But the joke, in a sense, may be on the rest of the conference. After all the giant globes, endless late-night sessions debating paragraphs, wraparound ad campaigns and so on, one of the first substantive declarations of these talks came from…1,230 kilometers away in Paris. The Ethiopian leader Meles Zenawi stopped there en route to Copenhagen for a little meeting with French President Nicolas Sarkozy. And apparently en route he’d taken a phone call from some guy named Barack Obama. And that was enough to persuade him to sign off on, in essence, the American deal. Two degrees. (Never mind that the IPCC had made clear that two degrees more heating means four degrees in Africa, which means better find some habit to replace eating.) $10 billion in “fast-start” financing. (Given the 4 billion people in the developing world, that’s $2.50 apiece; sorry about that global warming, but enjoy this fries-and-a-Coke.) This is how power works. The US president doesn’t want to put political capital on the line to push the US Senate, so the leader of the African negotiating bloc gets the word, and the deal gets cut. It’s wonderfully naked, and the extra bonus up-yours was cutting the deal along the Champs Elysees.

There’s been “pushback inside the hall.”  The wonderful Desmond Tutu immediately put out a statement. “A global goal of about 2 degrees C is to condemn Africa to incineration and no modern development,” he said. But the divide and conquer tactics grow steadily stronger—it’s incredibly difficult for tiny and poor countries to withstand this kind of pressure. I’ve heard credible reports from one African country that the Chinese promised two hospitals were they to vote the right way, and from one island nation that their IMF loans have been threatened. On the other hand, there are folks applauding Zenawi for preventing “collapse” of the talks.

All of which is to say that there’s a sense that this enormous gathering has been something of a sham. The real action has always been outside. In national capitals, in those fabled boardrooms and backrooms. But also in the streets. We’ve only had a discernible global grassroots movement about climate change for a year. It built to a remarkable crescendo on October 24, with what CNN called “the most widespread day of political action in the planet’s history.” But it hasn’t yet had time to fully penetrate down into the depths of this process. It’s a player, but not yet as strong a player as the guys calling the shots today from Washington and Paris.

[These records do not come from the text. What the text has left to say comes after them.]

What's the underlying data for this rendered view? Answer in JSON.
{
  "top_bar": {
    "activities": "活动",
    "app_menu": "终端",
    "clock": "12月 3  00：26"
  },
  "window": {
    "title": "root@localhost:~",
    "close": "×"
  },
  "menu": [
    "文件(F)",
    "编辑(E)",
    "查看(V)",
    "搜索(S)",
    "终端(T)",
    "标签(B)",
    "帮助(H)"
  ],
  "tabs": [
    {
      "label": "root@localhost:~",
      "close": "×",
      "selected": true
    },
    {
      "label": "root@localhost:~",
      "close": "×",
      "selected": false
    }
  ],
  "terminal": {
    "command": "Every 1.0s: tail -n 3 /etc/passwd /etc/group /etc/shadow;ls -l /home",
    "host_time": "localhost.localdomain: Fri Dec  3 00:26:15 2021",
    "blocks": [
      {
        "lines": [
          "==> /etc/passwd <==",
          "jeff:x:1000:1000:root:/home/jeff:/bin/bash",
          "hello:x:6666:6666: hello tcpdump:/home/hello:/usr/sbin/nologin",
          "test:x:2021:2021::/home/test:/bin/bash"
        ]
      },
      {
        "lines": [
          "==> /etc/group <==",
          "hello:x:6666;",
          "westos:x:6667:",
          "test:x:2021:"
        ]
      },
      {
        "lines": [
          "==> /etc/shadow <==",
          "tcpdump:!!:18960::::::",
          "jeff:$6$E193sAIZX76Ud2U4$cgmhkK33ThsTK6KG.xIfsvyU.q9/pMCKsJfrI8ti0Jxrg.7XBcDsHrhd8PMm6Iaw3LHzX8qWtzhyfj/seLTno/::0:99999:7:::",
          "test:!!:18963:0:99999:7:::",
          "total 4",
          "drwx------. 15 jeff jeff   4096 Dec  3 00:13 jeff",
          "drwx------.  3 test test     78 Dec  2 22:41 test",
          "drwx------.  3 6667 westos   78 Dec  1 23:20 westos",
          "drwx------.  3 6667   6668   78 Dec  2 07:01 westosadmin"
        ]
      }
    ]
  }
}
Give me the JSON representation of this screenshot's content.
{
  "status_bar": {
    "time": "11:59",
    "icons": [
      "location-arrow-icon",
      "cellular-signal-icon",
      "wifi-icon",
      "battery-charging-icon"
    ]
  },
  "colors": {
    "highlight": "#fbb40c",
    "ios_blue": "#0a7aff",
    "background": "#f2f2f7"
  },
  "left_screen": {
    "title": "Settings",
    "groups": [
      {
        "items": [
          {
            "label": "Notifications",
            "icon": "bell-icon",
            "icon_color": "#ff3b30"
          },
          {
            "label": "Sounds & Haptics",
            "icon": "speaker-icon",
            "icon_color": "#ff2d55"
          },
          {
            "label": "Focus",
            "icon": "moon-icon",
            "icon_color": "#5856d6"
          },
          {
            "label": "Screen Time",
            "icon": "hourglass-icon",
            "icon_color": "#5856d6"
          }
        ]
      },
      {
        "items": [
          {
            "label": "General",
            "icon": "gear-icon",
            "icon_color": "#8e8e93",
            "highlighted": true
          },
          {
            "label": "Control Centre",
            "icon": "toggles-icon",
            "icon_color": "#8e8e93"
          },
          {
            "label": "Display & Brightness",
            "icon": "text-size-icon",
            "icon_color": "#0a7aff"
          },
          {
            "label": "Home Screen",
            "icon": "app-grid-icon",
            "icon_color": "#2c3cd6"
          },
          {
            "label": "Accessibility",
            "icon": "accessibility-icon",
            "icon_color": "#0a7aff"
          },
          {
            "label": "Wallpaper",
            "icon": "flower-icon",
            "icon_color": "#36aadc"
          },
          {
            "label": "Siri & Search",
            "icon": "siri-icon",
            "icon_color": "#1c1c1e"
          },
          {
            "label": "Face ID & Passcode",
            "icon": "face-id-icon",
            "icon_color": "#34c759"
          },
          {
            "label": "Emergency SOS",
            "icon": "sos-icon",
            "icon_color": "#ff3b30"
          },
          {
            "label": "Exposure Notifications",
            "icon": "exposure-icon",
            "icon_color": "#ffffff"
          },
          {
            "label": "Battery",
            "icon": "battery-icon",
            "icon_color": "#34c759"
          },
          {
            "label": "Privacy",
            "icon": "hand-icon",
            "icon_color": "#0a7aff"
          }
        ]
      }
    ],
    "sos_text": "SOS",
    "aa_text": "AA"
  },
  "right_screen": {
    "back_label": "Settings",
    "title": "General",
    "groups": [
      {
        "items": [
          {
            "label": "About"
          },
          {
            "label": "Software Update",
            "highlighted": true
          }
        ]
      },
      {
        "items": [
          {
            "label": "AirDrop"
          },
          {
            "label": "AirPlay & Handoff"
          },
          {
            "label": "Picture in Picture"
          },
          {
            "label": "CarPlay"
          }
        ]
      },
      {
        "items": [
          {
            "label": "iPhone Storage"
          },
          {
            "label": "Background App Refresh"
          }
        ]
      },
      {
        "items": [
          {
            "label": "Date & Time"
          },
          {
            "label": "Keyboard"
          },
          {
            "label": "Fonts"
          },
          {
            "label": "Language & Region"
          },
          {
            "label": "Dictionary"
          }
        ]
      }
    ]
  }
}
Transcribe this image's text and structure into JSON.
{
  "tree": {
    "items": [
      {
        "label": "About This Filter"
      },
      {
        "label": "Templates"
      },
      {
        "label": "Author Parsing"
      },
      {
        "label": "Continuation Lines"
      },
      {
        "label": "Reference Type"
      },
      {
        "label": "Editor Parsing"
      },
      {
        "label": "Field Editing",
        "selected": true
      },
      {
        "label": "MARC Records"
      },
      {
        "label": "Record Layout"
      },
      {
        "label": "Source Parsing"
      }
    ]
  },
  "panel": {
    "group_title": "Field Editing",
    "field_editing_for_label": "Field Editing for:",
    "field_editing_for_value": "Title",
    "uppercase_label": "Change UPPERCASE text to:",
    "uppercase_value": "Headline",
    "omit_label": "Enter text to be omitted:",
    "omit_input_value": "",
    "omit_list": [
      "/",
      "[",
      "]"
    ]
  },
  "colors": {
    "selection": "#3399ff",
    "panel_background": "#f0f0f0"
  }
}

Headshot of Editor in Chief of Mother Jones, Clara Jeffery

It sure feels that way to me, and here at Mother Jones, we’ve been thinking a lot about what journalism needs to do differently, and how we can have the biggest impact.

We kept coming back to one word: corruption. Democracy and the rule of law being undermined by those with wealth and power for their own gain. So we're launching an ambitious Mother Jones Corruption Project to do deep, time-intensive reporting on systemic corruption, and asking the MoJo community to help crowdfund it.

We aim to hire, build a team, and give them the time and space needed to understand how we got here and how we might get out. We want to dig into the forces and decisions that have allowed massive conflicts of interest, influence peddling, and win-at-all-costs politics to flourish.

It's unlike anything we've done, and we have seed funding to get started, but we're looking to raise $500,000 from readers by July when we'll be making key budgeting decisions—and the more resources we have by then, the deeper we can dig. If our plan sounds good to you, please help kickstart it with a tax-deductible donation today.

Thanks for reading—whether or not you can pitch in today, or ever, I'm glad you're with us.

Signed by Clara Jeffery

Clara Jeffery, Editor-in-Chief

payment methods

We Recommend